INPUT RECORDS:
++++++
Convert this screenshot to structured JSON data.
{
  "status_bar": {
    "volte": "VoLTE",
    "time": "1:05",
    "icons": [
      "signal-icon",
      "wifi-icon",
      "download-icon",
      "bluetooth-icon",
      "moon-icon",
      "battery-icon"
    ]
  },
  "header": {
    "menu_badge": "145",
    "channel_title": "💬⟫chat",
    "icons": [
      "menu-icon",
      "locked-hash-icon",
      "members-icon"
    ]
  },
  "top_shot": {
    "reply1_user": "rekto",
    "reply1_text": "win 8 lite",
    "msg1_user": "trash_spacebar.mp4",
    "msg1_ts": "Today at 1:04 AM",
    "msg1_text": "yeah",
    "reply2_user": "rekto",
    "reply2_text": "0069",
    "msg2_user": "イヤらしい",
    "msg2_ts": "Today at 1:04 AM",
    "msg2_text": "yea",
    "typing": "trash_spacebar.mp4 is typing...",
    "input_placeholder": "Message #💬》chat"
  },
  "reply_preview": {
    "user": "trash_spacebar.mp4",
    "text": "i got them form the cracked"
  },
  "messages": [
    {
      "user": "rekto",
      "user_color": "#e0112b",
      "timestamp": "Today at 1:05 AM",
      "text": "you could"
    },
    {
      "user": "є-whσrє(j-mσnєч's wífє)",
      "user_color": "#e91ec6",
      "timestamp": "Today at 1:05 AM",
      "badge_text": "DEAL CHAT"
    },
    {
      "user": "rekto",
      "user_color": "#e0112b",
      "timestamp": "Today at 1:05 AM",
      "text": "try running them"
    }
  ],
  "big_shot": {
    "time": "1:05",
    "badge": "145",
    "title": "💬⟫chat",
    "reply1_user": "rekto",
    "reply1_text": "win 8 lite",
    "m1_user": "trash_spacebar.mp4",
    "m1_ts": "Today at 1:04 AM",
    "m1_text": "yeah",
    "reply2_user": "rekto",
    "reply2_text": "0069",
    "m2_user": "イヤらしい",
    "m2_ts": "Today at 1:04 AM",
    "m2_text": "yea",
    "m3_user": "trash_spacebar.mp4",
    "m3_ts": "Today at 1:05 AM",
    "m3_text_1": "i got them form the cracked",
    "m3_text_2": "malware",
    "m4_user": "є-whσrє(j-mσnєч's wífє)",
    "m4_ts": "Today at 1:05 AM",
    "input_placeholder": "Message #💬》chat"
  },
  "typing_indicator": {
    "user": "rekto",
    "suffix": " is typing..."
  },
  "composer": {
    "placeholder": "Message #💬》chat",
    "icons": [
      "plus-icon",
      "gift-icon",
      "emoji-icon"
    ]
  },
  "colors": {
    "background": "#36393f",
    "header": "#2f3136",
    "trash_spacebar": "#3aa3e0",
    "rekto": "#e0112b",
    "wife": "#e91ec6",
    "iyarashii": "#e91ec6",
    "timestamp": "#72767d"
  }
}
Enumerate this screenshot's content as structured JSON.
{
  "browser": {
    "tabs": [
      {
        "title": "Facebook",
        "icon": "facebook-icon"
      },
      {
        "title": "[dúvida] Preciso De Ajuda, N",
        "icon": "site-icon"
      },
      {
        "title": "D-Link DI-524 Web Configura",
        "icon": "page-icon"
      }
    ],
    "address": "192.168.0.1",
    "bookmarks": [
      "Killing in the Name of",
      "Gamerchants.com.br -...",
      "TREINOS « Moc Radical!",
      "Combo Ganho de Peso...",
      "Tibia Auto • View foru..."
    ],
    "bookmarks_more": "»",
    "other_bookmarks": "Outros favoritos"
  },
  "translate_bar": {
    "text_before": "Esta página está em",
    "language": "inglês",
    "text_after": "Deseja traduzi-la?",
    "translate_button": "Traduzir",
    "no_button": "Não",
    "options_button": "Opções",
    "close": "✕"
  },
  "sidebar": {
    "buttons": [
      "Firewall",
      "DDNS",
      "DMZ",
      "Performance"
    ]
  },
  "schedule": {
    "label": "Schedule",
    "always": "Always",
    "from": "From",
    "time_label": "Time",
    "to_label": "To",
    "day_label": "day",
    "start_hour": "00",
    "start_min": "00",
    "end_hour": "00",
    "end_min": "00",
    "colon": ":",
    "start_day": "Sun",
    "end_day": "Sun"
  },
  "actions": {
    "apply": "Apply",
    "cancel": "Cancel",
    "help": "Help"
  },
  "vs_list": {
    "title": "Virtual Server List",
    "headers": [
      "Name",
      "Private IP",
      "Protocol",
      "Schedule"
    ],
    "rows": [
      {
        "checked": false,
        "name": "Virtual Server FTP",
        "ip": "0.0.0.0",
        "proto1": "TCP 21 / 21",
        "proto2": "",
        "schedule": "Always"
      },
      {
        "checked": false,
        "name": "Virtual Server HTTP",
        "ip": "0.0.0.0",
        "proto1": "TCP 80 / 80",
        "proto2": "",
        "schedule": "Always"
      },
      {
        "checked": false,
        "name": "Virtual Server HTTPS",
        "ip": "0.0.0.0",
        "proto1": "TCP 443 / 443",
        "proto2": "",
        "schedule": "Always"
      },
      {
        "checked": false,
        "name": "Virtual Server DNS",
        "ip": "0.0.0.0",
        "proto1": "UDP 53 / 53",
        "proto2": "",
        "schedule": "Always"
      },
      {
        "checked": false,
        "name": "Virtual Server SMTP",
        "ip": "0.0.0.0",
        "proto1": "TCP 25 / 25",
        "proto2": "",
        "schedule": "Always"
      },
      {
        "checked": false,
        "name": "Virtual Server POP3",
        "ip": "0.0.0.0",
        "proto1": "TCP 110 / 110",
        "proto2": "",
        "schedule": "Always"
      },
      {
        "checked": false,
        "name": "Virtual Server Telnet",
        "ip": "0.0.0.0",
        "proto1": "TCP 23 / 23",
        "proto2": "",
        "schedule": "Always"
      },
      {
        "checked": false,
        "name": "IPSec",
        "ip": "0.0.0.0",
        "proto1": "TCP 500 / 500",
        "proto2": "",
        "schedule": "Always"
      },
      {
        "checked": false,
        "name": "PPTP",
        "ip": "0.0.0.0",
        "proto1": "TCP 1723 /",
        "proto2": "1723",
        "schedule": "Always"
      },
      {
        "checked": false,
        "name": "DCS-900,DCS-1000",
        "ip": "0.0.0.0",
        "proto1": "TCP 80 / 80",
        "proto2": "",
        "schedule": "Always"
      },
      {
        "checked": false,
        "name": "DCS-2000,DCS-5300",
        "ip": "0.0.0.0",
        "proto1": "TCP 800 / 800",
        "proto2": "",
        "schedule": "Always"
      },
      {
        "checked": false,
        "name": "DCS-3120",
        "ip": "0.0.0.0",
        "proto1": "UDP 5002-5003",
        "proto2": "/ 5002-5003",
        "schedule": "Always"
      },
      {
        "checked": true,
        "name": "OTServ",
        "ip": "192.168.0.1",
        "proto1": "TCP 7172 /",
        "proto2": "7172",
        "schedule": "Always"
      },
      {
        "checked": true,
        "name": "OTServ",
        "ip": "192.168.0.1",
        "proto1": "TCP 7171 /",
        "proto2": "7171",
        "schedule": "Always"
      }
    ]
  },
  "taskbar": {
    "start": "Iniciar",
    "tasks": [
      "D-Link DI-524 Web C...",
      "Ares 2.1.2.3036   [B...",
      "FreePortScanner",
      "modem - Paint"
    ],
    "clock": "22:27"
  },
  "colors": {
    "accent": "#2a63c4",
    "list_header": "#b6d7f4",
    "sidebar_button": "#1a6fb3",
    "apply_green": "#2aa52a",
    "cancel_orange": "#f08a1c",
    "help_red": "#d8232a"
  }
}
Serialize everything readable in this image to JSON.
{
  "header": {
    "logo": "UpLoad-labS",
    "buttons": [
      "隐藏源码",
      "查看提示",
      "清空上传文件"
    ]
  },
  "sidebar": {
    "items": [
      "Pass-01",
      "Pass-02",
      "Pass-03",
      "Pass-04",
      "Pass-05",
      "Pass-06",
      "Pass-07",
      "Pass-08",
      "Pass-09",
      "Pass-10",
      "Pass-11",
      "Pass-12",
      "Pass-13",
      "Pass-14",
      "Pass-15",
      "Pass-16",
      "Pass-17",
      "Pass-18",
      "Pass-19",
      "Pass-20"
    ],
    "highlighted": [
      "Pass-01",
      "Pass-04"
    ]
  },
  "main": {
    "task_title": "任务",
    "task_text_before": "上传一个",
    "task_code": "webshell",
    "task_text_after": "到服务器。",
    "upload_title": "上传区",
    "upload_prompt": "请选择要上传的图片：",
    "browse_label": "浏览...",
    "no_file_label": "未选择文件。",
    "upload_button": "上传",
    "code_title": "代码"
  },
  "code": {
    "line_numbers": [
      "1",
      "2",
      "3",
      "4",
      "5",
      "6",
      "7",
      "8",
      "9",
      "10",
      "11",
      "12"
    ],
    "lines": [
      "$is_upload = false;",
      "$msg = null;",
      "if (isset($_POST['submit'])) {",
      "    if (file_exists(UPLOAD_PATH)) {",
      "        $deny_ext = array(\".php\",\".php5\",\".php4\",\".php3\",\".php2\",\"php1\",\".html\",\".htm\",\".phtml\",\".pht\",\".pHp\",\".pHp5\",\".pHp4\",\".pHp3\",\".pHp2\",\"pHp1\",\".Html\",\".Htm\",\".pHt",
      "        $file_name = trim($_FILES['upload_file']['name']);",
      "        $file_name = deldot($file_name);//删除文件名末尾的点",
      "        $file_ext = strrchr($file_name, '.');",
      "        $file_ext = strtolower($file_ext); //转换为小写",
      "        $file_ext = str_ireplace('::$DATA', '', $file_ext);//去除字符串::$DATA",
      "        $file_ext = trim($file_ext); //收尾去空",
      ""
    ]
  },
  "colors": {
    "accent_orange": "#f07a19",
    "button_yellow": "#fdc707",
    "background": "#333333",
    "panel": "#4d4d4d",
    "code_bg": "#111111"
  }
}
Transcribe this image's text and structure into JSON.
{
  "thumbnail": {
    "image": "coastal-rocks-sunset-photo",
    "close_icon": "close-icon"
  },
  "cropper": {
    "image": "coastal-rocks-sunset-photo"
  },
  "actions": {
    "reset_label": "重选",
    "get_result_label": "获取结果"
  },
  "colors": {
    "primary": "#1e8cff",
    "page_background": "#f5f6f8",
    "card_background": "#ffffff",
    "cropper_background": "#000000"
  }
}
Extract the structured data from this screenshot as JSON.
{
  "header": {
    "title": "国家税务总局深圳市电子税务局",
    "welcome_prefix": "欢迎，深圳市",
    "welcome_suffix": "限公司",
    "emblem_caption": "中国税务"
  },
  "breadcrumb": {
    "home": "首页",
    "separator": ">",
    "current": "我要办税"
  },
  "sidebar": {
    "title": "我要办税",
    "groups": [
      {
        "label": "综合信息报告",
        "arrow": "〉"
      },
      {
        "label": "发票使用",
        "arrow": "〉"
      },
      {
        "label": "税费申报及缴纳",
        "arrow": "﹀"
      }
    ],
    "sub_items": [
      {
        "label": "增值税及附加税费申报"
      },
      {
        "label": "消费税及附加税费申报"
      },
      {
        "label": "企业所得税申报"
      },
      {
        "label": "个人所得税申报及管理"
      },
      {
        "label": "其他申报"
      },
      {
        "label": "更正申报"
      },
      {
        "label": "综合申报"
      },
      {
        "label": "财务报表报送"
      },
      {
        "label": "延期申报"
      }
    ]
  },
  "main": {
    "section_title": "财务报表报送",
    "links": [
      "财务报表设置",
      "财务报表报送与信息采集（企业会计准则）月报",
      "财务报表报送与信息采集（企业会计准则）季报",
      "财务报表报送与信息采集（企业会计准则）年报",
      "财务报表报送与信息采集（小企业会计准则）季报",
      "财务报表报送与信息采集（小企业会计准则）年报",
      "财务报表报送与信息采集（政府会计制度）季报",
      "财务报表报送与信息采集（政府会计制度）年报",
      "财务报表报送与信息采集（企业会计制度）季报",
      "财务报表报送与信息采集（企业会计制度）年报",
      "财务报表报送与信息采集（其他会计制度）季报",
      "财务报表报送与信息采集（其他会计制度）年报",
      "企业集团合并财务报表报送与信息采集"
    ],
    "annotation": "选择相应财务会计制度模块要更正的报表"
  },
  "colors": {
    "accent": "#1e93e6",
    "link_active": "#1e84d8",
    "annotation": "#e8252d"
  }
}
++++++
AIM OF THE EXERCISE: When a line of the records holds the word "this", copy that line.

EXPECTED OUTPUT:
Convert this screenshot to structured JSON data.
Enumerate this screenshot's content as structured JSON.
Serialize everything readable in this image to JSON.
Transcribe this image's text and structure into JSON.
Extract the structured data from this screenshot as JSON.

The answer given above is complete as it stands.